## Exercise
Below are the records; copy each line in which "subtitle" occurs.

*** Given entries Section Begins ***

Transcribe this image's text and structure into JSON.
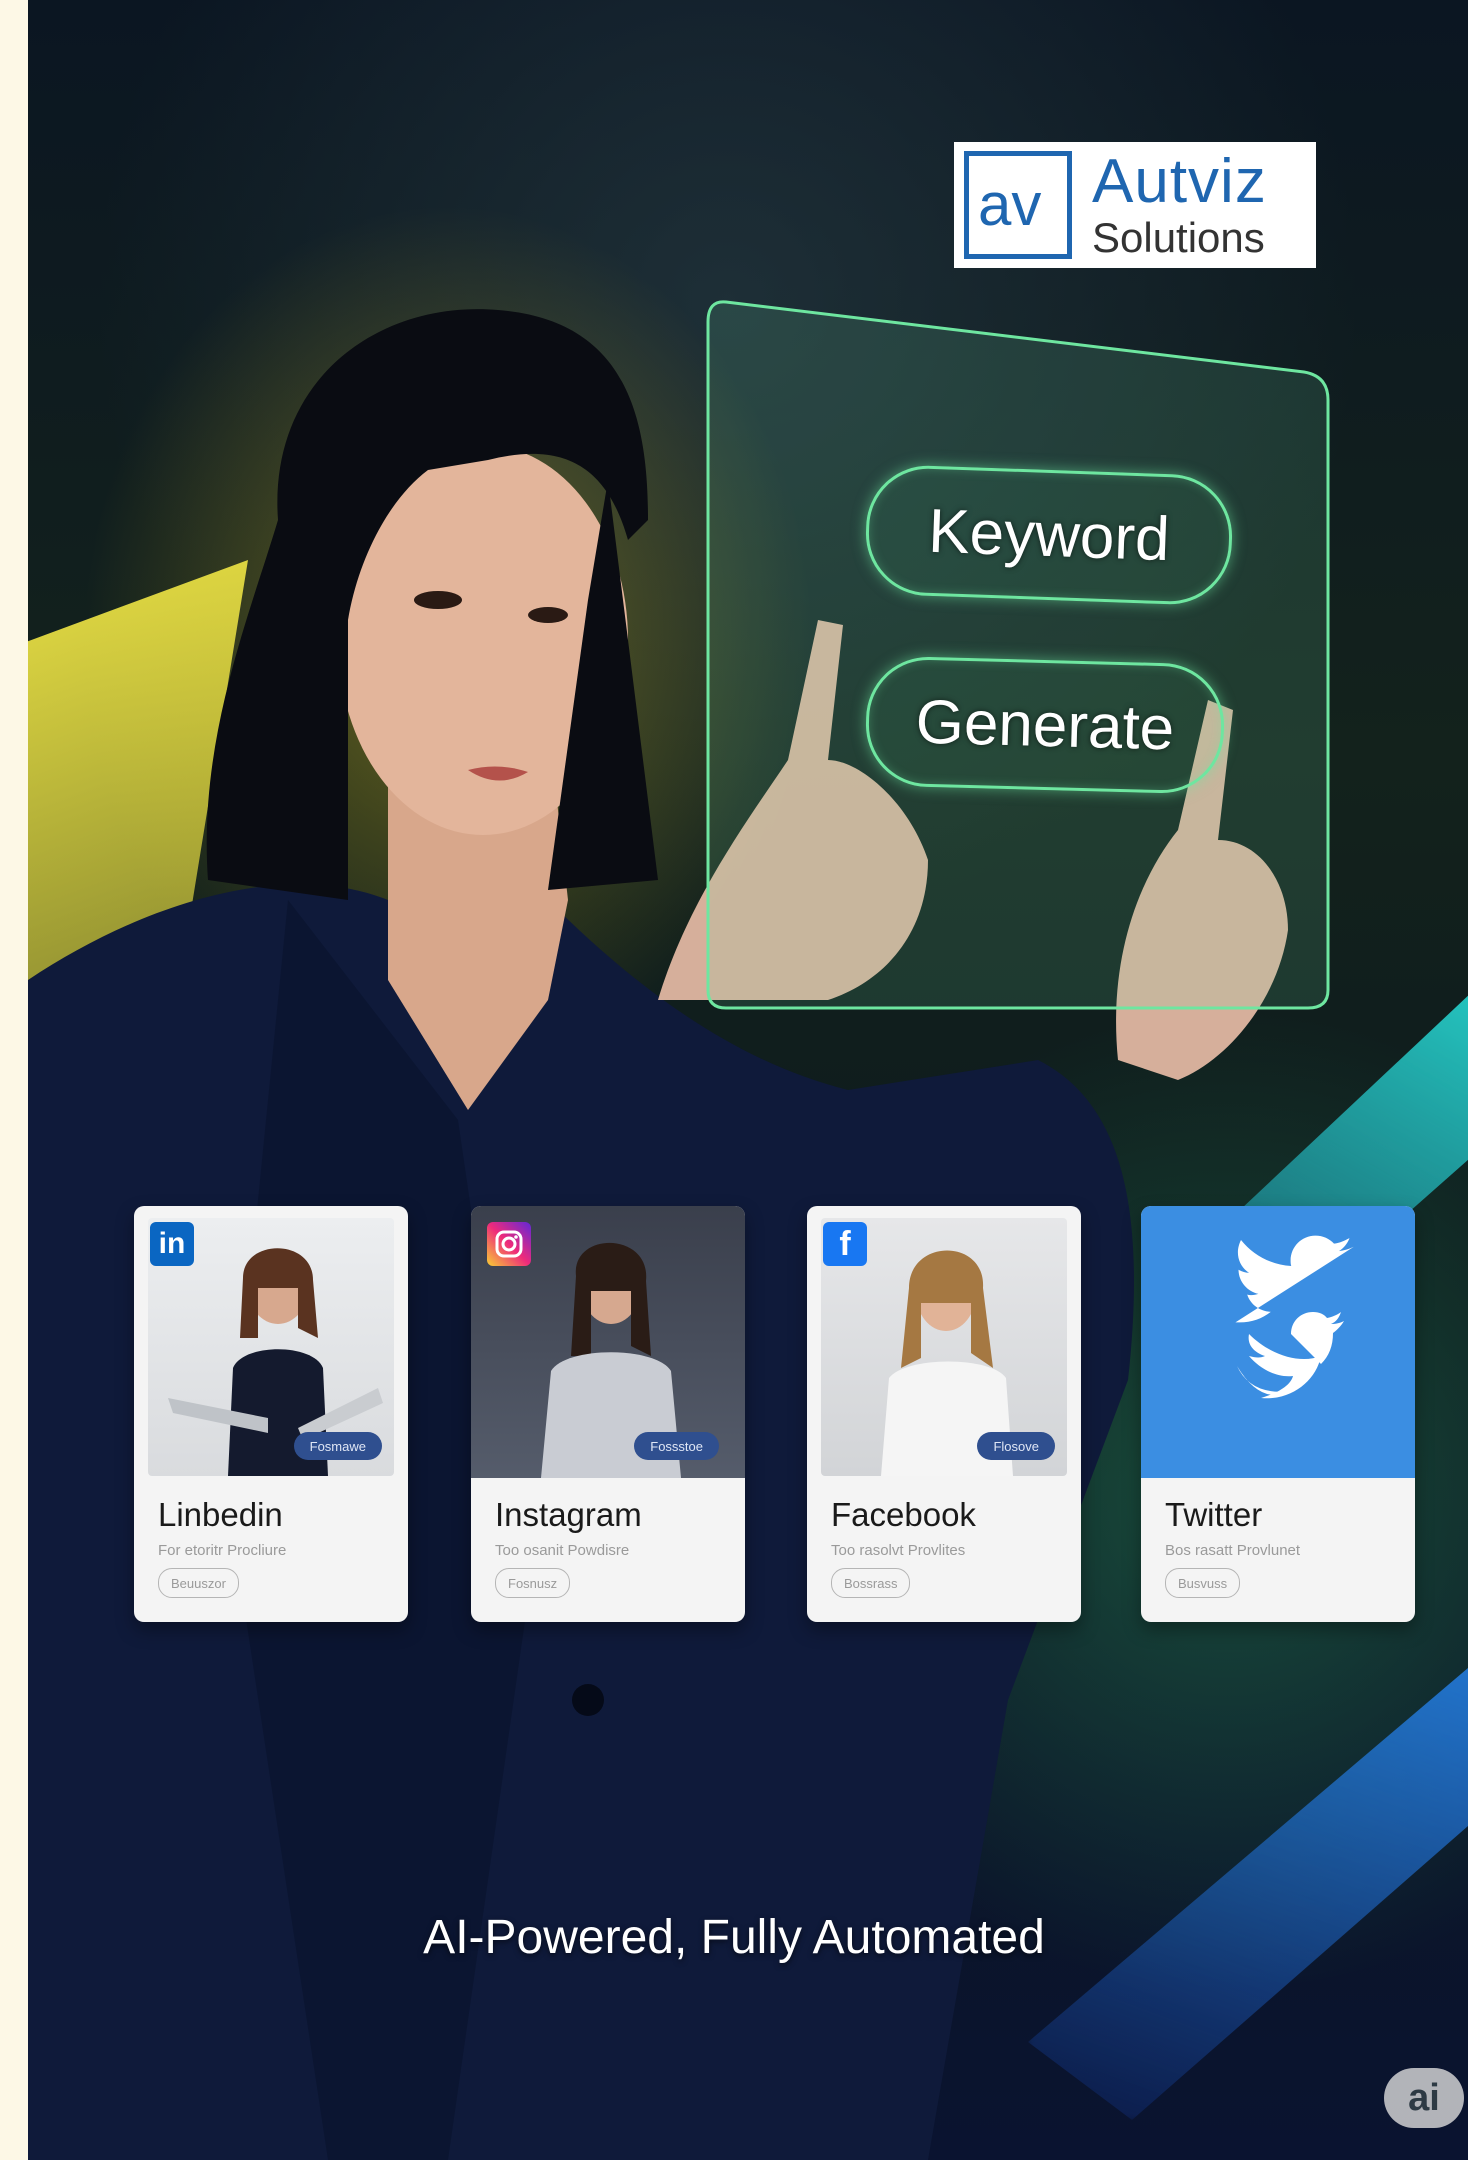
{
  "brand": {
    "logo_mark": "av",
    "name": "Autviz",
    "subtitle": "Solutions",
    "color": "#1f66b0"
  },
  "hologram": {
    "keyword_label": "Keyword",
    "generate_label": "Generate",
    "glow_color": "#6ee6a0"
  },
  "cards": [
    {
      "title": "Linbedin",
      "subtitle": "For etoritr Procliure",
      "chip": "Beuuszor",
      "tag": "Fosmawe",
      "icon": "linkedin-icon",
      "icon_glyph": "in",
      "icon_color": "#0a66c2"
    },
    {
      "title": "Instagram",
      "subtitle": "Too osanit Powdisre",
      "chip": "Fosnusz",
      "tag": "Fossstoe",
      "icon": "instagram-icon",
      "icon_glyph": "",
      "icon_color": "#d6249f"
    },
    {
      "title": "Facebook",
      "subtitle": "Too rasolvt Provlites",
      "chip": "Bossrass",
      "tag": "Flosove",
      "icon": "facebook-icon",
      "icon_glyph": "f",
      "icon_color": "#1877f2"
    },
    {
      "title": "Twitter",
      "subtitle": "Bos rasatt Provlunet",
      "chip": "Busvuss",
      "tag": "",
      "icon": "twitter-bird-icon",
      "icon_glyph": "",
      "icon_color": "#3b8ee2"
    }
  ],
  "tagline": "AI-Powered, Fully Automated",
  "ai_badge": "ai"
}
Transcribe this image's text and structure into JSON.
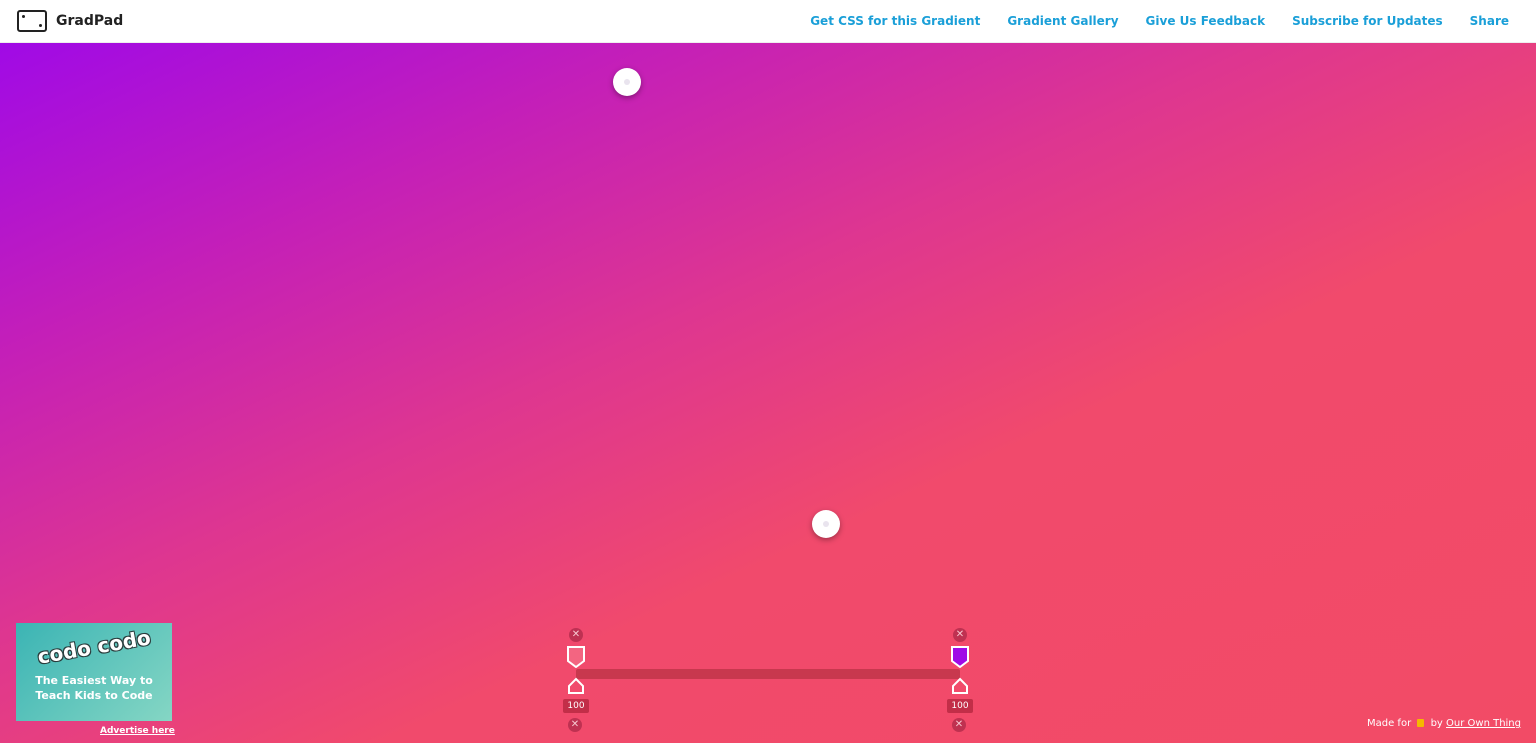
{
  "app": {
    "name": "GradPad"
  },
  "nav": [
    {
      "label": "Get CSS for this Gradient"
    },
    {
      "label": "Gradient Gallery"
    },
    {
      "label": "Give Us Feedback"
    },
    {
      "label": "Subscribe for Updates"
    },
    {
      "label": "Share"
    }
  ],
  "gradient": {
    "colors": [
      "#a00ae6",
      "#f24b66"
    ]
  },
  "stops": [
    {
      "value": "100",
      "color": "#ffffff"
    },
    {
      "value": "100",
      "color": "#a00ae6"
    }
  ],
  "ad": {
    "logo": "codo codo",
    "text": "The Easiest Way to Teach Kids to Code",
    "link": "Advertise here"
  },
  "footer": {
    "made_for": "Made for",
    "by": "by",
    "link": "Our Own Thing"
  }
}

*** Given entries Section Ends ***

## Exercise result
    "subtitle": "Solutions",
      "subtitle": "For etoritr Procliure",
      "subtitle": "Too osanit Powdisre",
      "subtitle": "Too rasolvt Provlites",
      "subtitle": "Bos rasatt Provlunet",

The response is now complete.